A real strongman, a logger in the Ottawa Valley timber trade by the name of Joseph Montferrand lived from 1802 to 1864. French Canadian writer Benjamin Sulte told this man's story in a 1975 book. He also is the subject of a chapter in Joan Finnegan's 1981 book Giants of the Ottawa Valley and her 1983 book Look! The Land Is Growing Giants. Bernie Bedore of Arnprior also wrote several books recounting Joe's adventures.
His name was Joseph Montferrand and he was born and raised in what is now Gatineau. Many of his exploits – the tales Stompin’ Tom sang about – would have taken place in Ottawa. As with most tall tales, there are nuggets of truth at the core of the stories. Montferrand was apparently a giant of a man, and because he was a French-Canadian, working in the hey-day of the square-timber trade, he was an easy target for the Shiners, an Irish street gang led by Peter Aylen, which attempted to take over the timber trade in the Ottawa Valley in the 1830s.

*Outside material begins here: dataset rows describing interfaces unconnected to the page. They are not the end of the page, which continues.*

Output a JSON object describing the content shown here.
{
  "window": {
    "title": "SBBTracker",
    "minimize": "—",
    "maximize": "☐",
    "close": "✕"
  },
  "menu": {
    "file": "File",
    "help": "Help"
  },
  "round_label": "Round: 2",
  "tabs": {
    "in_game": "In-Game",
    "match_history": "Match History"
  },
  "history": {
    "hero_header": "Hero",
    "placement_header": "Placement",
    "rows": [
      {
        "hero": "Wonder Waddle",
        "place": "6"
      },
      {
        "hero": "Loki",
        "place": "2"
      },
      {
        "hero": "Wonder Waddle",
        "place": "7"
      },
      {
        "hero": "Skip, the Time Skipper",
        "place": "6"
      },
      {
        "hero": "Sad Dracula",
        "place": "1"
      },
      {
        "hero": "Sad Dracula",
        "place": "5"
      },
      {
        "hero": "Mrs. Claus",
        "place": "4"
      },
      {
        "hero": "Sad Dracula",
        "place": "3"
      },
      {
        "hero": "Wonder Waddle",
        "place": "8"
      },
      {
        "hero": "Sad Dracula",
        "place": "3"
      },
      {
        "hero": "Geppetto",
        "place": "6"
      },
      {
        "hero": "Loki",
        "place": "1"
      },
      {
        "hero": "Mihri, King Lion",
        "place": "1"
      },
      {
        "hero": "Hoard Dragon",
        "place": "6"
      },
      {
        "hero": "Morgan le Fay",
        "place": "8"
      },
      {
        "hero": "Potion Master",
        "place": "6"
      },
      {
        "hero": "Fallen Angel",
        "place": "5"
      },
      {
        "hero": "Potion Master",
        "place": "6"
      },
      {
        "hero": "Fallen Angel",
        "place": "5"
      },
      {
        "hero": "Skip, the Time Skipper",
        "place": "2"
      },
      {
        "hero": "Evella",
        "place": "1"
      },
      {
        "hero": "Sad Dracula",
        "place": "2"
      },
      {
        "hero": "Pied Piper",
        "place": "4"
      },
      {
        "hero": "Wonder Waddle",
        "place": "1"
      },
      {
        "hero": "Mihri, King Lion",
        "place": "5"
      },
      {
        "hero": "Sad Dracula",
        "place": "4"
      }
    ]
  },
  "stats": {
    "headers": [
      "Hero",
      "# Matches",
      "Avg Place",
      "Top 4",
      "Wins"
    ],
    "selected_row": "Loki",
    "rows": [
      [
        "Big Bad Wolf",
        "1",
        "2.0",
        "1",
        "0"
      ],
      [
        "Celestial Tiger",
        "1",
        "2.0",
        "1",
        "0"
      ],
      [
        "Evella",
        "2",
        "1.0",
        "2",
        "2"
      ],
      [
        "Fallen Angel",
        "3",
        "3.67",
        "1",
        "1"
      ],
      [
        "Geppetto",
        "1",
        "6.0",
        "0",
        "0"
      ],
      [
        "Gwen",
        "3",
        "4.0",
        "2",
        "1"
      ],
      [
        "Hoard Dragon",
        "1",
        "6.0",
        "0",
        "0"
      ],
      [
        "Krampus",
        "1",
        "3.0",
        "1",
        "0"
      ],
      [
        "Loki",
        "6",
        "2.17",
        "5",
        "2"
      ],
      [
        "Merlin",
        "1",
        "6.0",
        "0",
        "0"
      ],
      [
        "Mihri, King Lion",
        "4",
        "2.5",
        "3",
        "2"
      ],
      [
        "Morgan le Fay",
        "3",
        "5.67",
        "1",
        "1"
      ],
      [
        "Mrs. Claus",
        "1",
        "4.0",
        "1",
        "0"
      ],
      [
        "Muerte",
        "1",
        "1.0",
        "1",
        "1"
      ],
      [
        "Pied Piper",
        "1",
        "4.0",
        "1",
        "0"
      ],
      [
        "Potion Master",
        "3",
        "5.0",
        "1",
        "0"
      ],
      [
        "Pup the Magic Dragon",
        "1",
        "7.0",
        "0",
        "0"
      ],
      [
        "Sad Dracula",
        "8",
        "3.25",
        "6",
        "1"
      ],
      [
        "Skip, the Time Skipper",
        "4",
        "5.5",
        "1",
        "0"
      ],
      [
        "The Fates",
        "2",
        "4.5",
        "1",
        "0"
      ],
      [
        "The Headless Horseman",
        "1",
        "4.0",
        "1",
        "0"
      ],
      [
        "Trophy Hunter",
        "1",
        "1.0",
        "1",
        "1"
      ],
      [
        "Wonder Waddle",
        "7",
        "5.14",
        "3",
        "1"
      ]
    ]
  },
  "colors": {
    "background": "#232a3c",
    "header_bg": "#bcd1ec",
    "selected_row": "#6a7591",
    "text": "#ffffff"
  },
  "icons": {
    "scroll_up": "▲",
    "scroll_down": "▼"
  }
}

A statue of Joe Mufferaw was erected outside of the Mattawa Museum in Mattawa, Ontario, during the spring of 2005. It was carved by local carving artist Peter Cianafrani, and was his last statue before he died later in the spring.